┌────────

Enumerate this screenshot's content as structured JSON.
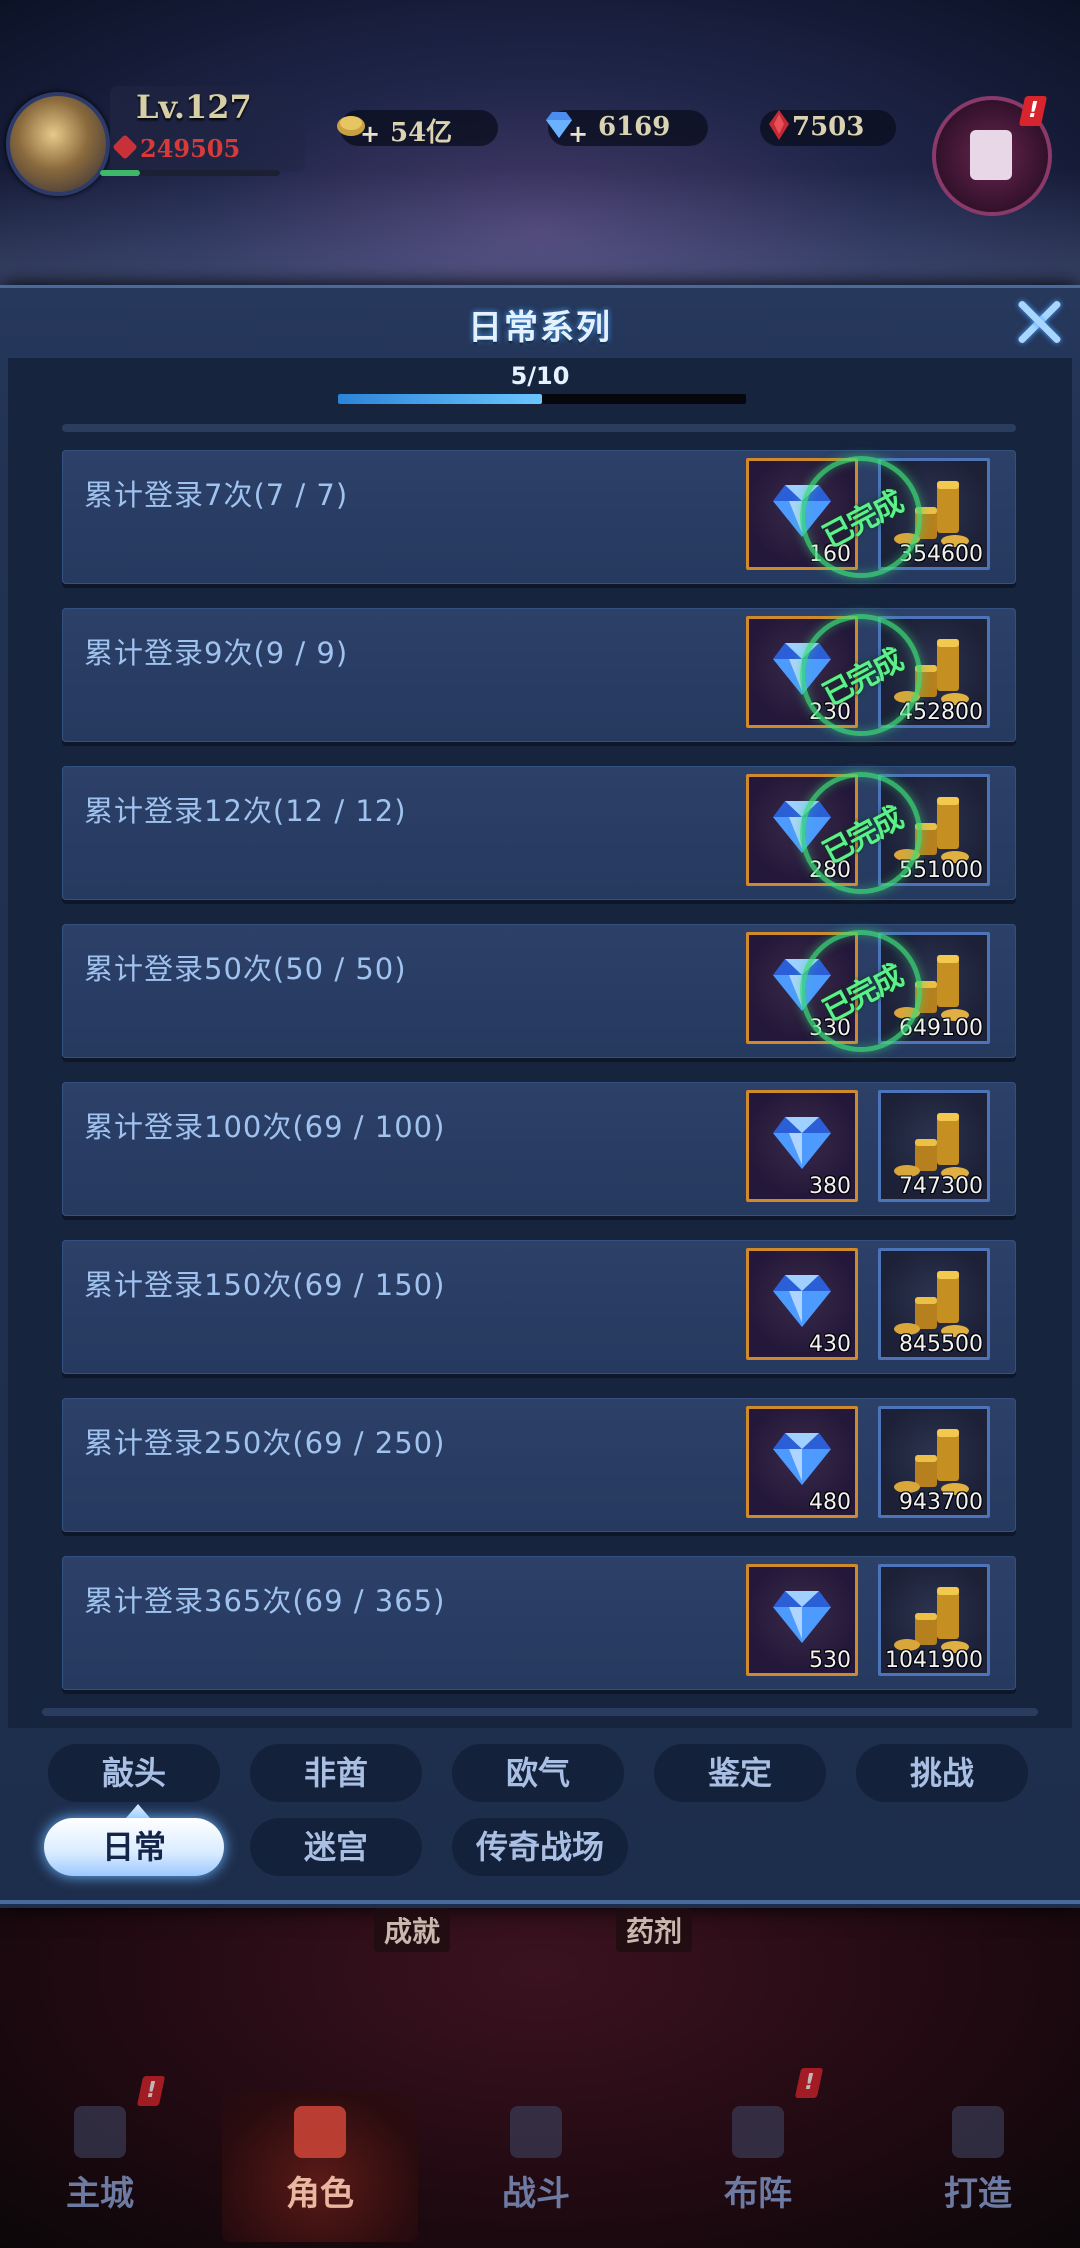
{
  "player": {
    "level": "Lv.127",
    "power": "249505"
  },
  "resources": [
    {
      "name": "gold",
      "value": "54亿",
      "color": "#d9b24a"
    },
    {
      "name": "diamond",
      "value": "6169",
      "color": "#5aa8ff"
    },
    {
      "name": "ruby",
      "value": "7503",
      "color": "#d2333a"
    }
  ],
  "panel": {
    "title": "日常系列",
    "progress_text": "5/10",
    "progress_fraction": 0.5
  },
  "tasks": [
    {
      "label": "累计登录7次(7 / 7)",
      "gem": "160",
      "gold": "354600",
      "completed": true,
      "stamp": "已完成"
    },
    {
      "label": "累计登录9次(9 / 9)",
      "gem": "230",
      "gold": "452800",
      "completed": true,
      "stamp": "已完成"
    },
    {
      "label": "累计登录12次(12 / 12)",
      "gem": "280",
      "gold": "551000",
      "completed": true,
      "stamp": "已完成"
    },
    {
      "label": "累计登录50次(50 / 50)",
      "gem": "330",
      "gold": "649100",
      "completed": true,
      "stamp": "已完成"
    },
    {
      "label": "累计登录100次(69 / 100)",
      "gem": "380",
      "gold": "747300",
      "completed": false
    },
    {
      "label": "累计登录150次(69 / 150)",
      "gem": "430",
      "gold": "845500",
      "completed": false
    },
    {
      "label": "累计登录250次(69 / 250)",
      "gem": "480",
      "gold": "943700",
      "completed": false
    },
    {
      "label": "累计登录365次(69 / 365)",
      "gem": "530",
      "gold": "1041900",
      "completed": false
    }
  ],
  "tabs": {
    "row1": [
      "敲头",
      "非酋",
      "欧气",
      "鉴定",
      "挑战"
    ],
    "row2": [
      "日常",
      "迷宫",
      "传奇战场"
    ],
    "active": "日常"
  },
  "under_labels": [
    "成就",
    "药剂"
  ],
  "bottom_nav": [
    "主城",
    "角色",
    "战斗",
    "布阵",
    "打造"
  ],
  "bottom_nav_active": "角色",
  "alert_mark": "!"
}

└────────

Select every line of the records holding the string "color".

      "color": "#d9b24a"
      "color": "#5aa8ff"
      "color": "#d2333a"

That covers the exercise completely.